**EXERCISE INSTRUCTIONS:** The number of lines in the entries below holding the word "JSON" is all that is needed here.

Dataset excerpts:
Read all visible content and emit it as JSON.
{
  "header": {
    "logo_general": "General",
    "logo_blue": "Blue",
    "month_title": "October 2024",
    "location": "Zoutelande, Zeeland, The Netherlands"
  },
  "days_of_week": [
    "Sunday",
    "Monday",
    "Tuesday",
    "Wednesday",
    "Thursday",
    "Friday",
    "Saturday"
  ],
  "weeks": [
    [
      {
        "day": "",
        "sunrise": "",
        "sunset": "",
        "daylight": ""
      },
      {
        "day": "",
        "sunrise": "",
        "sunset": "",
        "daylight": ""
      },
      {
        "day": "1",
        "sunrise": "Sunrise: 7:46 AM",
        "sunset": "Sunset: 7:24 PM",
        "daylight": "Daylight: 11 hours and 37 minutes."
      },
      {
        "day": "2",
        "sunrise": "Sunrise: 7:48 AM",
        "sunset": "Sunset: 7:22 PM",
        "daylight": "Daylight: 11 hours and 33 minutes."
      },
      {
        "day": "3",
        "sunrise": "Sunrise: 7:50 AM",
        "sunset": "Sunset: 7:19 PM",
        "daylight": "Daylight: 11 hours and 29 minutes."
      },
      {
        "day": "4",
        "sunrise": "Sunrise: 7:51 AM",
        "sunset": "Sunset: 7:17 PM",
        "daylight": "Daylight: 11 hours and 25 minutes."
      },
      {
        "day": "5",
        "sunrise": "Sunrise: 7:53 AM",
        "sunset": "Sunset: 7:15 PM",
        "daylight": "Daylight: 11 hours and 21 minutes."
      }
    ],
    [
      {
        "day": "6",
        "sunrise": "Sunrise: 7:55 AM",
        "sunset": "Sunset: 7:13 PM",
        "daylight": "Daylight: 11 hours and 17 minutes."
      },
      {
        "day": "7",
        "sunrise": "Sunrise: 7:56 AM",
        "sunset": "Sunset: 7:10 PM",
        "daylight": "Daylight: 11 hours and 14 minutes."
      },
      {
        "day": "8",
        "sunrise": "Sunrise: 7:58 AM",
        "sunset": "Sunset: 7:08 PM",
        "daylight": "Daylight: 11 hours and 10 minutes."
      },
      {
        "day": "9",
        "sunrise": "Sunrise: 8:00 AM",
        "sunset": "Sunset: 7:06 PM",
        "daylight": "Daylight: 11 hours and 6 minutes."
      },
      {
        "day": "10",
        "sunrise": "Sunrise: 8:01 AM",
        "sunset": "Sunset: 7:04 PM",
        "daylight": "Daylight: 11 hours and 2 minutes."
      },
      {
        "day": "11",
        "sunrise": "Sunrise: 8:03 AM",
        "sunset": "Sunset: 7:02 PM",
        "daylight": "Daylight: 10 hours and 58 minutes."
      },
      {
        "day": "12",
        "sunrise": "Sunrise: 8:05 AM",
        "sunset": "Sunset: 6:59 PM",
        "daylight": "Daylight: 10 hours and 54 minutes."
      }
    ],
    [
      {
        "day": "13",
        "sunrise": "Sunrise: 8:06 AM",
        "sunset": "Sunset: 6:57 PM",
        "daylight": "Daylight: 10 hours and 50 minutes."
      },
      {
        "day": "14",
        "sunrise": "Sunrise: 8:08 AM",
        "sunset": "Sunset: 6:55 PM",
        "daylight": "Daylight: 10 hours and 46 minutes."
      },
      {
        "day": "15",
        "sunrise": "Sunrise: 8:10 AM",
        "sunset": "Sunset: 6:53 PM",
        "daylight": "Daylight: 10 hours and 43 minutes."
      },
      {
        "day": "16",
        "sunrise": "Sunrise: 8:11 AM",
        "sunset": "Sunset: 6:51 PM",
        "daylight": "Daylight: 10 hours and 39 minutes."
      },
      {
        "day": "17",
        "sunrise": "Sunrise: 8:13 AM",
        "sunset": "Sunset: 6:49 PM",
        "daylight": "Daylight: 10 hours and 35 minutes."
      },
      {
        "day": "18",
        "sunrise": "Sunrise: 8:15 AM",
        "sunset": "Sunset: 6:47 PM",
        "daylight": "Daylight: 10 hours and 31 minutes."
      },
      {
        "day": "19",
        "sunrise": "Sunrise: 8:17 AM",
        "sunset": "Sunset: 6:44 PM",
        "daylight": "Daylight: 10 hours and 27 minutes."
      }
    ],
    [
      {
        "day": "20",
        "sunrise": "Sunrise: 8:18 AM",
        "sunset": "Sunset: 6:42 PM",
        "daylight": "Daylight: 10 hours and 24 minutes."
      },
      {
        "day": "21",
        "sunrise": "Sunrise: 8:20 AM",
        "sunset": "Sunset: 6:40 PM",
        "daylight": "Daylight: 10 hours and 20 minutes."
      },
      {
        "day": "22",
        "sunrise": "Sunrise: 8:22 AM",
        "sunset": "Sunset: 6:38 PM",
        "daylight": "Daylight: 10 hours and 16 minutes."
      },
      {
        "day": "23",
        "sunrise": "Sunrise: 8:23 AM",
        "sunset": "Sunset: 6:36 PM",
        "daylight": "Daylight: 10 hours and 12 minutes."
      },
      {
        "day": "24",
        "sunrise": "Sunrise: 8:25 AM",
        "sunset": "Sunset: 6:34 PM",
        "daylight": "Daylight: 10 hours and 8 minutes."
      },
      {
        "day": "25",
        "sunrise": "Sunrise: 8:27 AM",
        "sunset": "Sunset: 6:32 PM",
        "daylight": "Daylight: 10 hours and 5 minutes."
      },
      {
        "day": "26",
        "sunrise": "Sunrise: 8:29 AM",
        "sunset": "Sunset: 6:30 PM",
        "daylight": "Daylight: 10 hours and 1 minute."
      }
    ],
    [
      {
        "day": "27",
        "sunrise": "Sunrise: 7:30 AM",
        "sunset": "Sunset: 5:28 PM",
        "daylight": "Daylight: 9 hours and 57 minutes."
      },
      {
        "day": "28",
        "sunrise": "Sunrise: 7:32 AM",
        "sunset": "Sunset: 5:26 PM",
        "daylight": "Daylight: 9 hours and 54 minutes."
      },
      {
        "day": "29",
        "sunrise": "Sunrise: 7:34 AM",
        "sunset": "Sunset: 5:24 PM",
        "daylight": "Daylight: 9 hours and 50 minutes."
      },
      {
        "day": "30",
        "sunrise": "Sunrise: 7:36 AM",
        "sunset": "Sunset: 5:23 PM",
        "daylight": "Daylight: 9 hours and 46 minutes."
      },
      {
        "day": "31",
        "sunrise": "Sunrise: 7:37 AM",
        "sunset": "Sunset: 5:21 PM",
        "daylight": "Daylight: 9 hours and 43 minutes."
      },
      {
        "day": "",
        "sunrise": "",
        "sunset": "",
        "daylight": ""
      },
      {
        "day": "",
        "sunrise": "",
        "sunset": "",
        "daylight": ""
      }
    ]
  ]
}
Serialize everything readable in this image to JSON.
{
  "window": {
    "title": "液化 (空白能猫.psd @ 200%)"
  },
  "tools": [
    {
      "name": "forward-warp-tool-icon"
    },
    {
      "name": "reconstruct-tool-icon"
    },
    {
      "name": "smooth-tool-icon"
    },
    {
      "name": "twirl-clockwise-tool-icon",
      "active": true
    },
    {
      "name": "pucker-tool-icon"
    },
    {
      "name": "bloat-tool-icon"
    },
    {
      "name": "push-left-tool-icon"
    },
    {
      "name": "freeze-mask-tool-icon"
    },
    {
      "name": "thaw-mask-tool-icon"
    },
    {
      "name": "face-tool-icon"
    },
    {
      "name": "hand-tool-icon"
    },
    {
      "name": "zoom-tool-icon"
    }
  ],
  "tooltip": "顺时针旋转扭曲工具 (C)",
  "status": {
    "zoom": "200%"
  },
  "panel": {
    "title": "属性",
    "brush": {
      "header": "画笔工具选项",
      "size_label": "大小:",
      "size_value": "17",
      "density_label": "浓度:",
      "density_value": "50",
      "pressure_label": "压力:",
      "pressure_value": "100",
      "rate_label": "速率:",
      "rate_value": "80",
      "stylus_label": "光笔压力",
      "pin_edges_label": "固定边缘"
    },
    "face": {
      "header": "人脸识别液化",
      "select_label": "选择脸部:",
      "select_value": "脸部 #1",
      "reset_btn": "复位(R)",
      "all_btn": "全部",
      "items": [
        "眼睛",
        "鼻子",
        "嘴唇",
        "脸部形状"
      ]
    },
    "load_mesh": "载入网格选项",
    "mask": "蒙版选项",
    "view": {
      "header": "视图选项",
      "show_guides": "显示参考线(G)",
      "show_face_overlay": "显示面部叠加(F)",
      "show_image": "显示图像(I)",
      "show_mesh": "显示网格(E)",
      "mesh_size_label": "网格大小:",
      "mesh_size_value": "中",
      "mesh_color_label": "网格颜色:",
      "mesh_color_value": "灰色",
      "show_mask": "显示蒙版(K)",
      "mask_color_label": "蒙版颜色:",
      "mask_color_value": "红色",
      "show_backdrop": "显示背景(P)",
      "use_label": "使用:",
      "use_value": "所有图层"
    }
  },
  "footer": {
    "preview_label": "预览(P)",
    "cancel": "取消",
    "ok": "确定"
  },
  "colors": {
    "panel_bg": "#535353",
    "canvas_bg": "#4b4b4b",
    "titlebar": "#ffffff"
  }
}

**TASK RESPONSE:** 2